For the cost of a stripped down BMW 328i, the CODA offers a simple, but well-designed interior with leather seats and a limited range of entertainment options. Rack and pinion steering with electric power assists rounds out all the features that give the CODA the feel of a regular car. In a concession to sport, black 17 inch wheels can be added, but with only 134 hp and a 85 mph top speed, the front wheel drive CODA won’t be confused for a sports sedan. The fully independent McPherson strut suspension insures a compliant ride on the worst roads and a certain degree of handling prowess. It’s in these regular car parts where the CODA Sedan has cut corners, as the battery and charging mechanisms are world-class by any standard.
For starters the CODA is 50% more powerful than the competitors like the Nissan Leaf. It also charges faster than most of the competition. The high recharge rate of 6.6-kw is made possible by an active thermal management system that keeps the batteries temperature constant under all-weather conditions. The 1,000 lb battery pack sits underneath the cabin and uses a system of recycling air to maintain temperature. Still, the conveniences of owing the CODA extend to the charger than can be plugged in to any regular household outlet. An optional 220 volt charging unit made by GE speeds up the charging process to 6 hours vs the standard household wattage of 36-40 hours. That’s Telsa Model S speed charging territory. The $1,200 option works similarly to the charging stations at CODA dealerships in Southern California. In addition to home and dealer options, public charging stations offer a third option for alleviating any range anxiety when driving around the LA, San Diego or San Francisco areas.

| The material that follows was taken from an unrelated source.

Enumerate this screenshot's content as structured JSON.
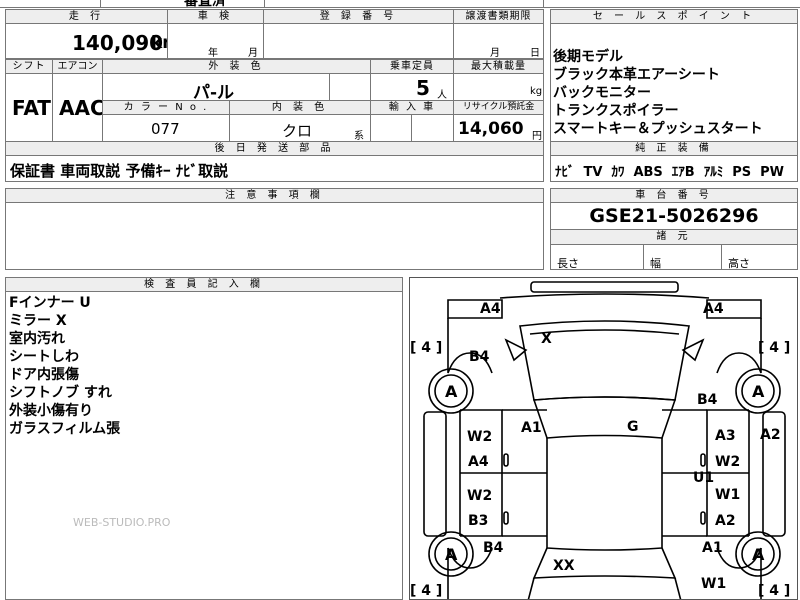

Ironically a car so plain-looking did well in the swank environs of Southern California. The limited sales were encouraging. The charging hardware of the base Coda allowed it to run for 88 miles on a single charge. That was more than the Leaf or Focus, but less than far more expensive rivals like the Fisker Karma. The CODA Sedan is not aiming for the Fisker market, but offers a more powerful battery with a range up to 125 miles on a single charge.
The CODA is slowly making its way to mainstream distribution, despite still being sold mostly in California. The media have been positive, but the startup is being overshadowed by electric products from mainstream manufacturers. Only 100 cars have been sold since March 2012. CODA has a dealer network of about 30 and hopes to expand that number to 50. There were over 1,000 orders as of March of 2012. Even with that kind of slow but steady growth, its likely that most Americans will never see a CODA sedan in person anytime soon. The CODA Sedan will be sold in China soon and will likely sell more units there than Stateside. If the company is serious about increasing domestic sales, it might consider a facelift to give a mechanically interesting car more external visual appeal. LED lights, 17 inch rims and a Apple friendly interior might be enough to win over some, but the dowdy exterior could be a deal killer. Either way Pininninfarna deserves the opportunity to redeem itself.